***** Data to use

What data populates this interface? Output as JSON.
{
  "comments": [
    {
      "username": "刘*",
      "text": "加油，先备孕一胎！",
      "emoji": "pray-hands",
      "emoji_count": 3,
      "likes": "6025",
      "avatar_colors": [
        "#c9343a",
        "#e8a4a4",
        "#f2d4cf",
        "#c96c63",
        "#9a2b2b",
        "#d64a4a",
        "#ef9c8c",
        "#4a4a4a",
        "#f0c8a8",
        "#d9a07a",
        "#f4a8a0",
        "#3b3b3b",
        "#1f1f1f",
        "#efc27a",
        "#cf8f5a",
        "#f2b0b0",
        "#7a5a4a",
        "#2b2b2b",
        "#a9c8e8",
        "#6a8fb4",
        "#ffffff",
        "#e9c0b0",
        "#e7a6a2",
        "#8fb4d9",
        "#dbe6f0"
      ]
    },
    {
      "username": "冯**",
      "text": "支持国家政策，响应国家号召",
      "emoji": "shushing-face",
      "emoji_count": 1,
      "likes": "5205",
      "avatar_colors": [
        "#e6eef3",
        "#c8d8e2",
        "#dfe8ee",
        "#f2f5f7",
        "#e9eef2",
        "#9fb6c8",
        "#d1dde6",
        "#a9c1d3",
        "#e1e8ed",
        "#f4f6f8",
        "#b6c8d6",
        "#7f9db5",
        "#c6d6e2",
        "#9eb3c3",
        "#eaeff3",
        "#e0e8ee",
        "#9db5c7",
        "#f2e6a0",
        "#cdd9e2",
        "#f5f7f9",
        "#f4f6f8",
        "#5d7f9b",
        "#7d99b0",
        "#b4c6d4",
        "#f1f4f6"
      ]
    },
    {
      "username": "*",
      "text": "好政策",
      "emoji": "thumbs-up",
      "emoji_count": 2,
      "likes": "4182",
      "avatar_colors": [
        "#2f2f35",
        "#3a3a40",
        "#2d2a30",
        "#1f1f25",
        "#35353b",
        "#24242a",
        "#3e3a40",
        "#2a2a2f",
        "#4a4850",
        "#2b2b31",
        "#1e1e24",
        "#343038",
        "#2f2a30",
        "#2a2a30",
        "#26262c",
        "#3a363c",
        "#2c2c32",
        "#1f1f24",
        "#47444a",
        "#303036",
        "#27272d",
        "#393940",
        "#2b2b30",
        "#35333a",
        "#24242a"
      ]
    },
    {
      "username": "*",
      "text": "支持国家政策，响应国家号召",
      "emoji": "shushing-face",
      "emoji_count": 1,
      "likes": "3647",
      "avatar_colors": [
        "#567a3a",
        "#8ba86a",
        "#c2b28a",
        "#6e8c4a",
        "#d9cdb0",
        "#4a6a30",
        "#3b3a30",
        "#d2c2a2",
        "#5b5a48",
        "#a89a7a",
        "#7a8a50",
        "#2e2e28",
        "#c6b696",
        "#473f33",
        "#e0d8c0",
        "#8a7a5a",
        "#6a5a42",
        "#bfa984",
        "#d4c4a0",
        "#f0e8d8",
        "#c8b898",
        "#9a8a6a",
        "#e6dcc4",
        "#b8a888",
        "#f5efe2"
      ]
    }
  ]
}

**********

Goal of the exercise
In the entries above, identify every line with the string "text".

Exercise output
      "text": "加油，先备孕一胎！",
      "text": "支持国家政策，响应国家号召",
      "text": "好政策",
      "text": "支持国家政策，响应国家号召",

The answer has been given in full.